For a lot of working people, open enrollment is approaching (October through November). This usually means boring emails from your HR department and having to make a bunch of decisions to make that you may not be sure about. According to the Department of Labor, benefits through work account for 31.8% of the cost of your total compensation. So, let’s say you make $100,000 per year. You actually cost your employer closer to $131,800 per year due to benefits.
While employers want to offer great benefits that meet the needs of employees and encourage them to stay, they also want to minimize costs. Depending on the size of your company, you could have basic plans or cool perks. The key is to only pay for what you need and to take advantage of any benefit that is going to make your life easier.
The Big One: Health Insurance
Typically, this is the most important benefit you get through work. Most companies will offer a range of options including: HMO, PPO (usually two levels) and a HDHP. There are pros and cons to each plan, and this is where looking at your family and health are critical factors in making this decision. Cost is also a big factor. Few employers pay for the full cost of healthcare, but some do! If you have a PPO, the monthly cost can get as high as $1,300 per month out of your paycheck. HMOs and HDHPs are much lower, but HMOs require you to use their health network only, and HDHPs can have high deductibles.
HDHP’s (high deductible health plan) tend to be the least expensive option for employers to offer its employees. According to the IRS, the minimum deductible for a family with an HDHP is $2,700 per year. The actual deductible can be significantly higher than this. With an HDHP, you are offered a Health Savings Account (pre-tax savings that rolls over year to year). Some employers will contribute to this H.S.A. to help offset the cost of the out of pocket expense and deductible.

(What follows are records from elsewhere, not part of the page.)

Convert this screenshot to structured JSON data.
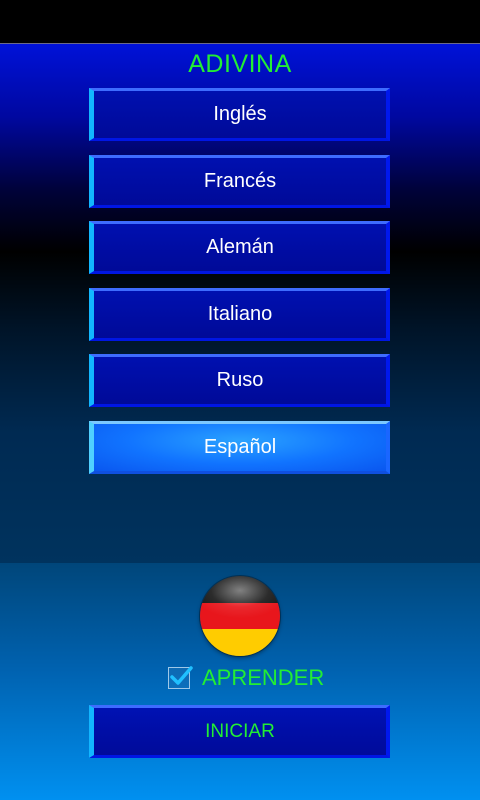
{
  "header": {
    "title": "ADIVINA"
  },
  "languages": [
    {
      "label": "Inglés",
      "selected": false
    },
    {
      "label": "Francés",
      "selected": false
    },
    {
      "label": "Alemán",
      "selected": false
    },
    {
      "label": "Italiano",
      "selected": false
    },
    {
      "label": "Ruso",
      "selected": false
    },
    {
      "label": "Español",
      "selected": true
    }
  ],
  "flag": {
    "icon": "germany-flag-icon",
    "colors": [
      "#1a1a1a",
      "#e8161c",
      "#ffcc00"
    ]
  },
  "learn": {
    "label": "APRENDER",
    "checked": true,
    "icon": "checkmark-icon"
  },
  "start": {
    "label": "INICIAR"
  },
  "colors": {
    "accent_text": "#22ee33",
    "button_face": "#000da4",
    "button_selected": "#1174ff",
    "button_highlight": "#12b6ff"
  }
}
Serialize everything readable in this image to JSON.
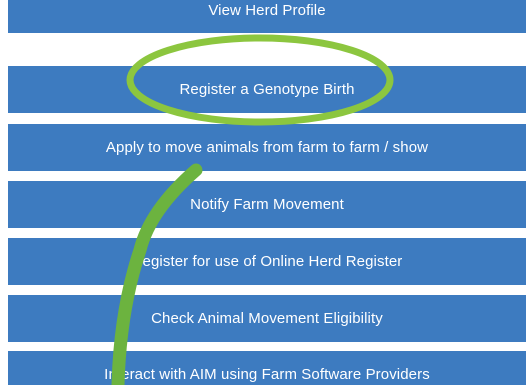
{
  "menu": {
    "items": [
      {
        "label": "View Herd Profile"
      },
      {
        "label": "Register a Genotype Birth"
      },
      {
        "label": "Apply to move animals from farm to farm / show"
      },
      {
        "label": "Notify Farm Movement"
      },
      {
        "label": "Register for use of Online Herd Register"
      },
      {
        "label": "Check Animal Movement Eligibility"
      },
      {
        "label": "Interact with AIM using Farm Software Providers"
      }
    ]
  },
  "colors": {
    "button_blue": "#3d7bc0",
    "button_text": "#ffffff",
    "highlight_green": "#8cc63f"
  }
}
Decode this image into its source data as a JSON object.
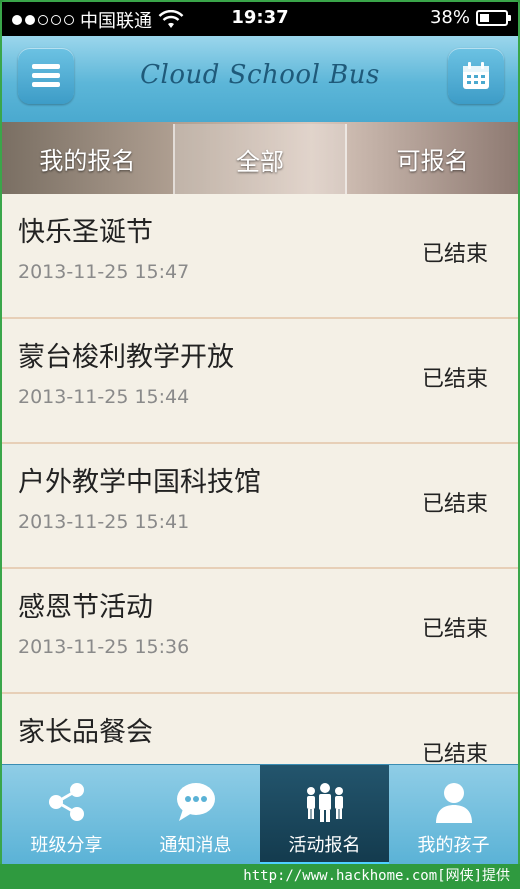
{
  "status_bar": {
    "carrier": "中国联通",
    "time": "19:37",
    "battery": "38%",
    "battery_level": 0.38,
    "signal_bars": 2,
    "signal_total": 5
  },
  "header": {
    "title": "Cloud School Bus",
    "menu_icon": "menu-icon",
    "calendar_icon": "calendar-icon"
  },
  "tabs": [
    {
      "label": "我的报名",
      "active": false
    },
    {
      "label": "全部",
      "active": true
    },
    {
      "label": "可报名",
      "active": false
    }
  ],
  "activities": [
    {
      "title": "快乐圣诞节",
      "date": "2013-11-25 15:47",
      "status": "已结束"
    },
    {
      "title": "蒙台梭利教学开放",
      "date": "2013-11-25 15:44",
      "status": "已结束"
    },
    {
      "title": "户外教学中国科技馆",
      "date": "2013-11-25 15:41",
      "status": "已结束"
    },
    {
      "title": "感恩节活动",
      "date": "2013-11-25 15:36",
      "status": "已结束"
    },
    {
      "title": "家长品餐会",
      "date": "",
      "status": "已结束"
    }
  ],
  "bottom_nav": [
    {
      "label": "班级分享",
      "icon": "share-icon",
      "active": false
    },
    {
      "label": "通知消息",
      "icon": "chat-bubble-icon",
      "active": false
    },
    {
      "label": "活动报名",
      "icon": "group-icon",
      "active": true
    },
    {
      "label": "我的孩子",
      "icon": "person-icon",
      "active": false
    }
  ],
  "watermark": "http://www.hackhome.com[网侠]提供"
}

If you have two working parents, splitting health insurance costs can make the most sense, especially if one employer covers the cost of an employee completely but not the entire family. While figuring out the best option for your family takes effort, it could save you thousands of dollars per year.
Retirement options include 401(k) (pre-tax and Roth), 403(b)s, Simple IRAs and potentially SEP IRAs. We all want to not have to work for a paycheck someday, and maximizing retirement contributions is the most tax efficient way to do that. If you make a lot of money today, saving pre-tax is the way to go. If you keep getting tax refunds, then save in a Roth 401(k). Even if your company does not match, you should try to maximize your contributions every year ($18,500 for 2018 for those under 50).
You name it, and it is out there. Other benefits include legal plans, fertility or adoption assistance, cancer coverage, reimbursement for health clubs, parking, and even babysitting, and pet insurance. These are great, and I highly recommend taking advantage of anything that will make your life more fulfilling, but the most important one is Disability Insurance (DI).
For 20 year-olds, 25% are likely to be out of work for at least a year before hitting retirement age. For 40 year-olds (depending on the source), this increases to over 40%. The likelihood of dying before 65 is only 14%, so it is more important to make sure you have good disability insurance over life insurance. If LTD (long-term disability) is offered, enroll for the maximum (range 60-66.6%). If it isn’t offered, ask HR to add it. If you are self-employed, look into independent policies. The most coverage you can get is usually 70% of your compensation. The more the better, but they don’t want to encourage you to stay out of work.
With record low unemployment, keep your eyes open for new benefits being offered this year as employers try to sweeten your package and keep you happy!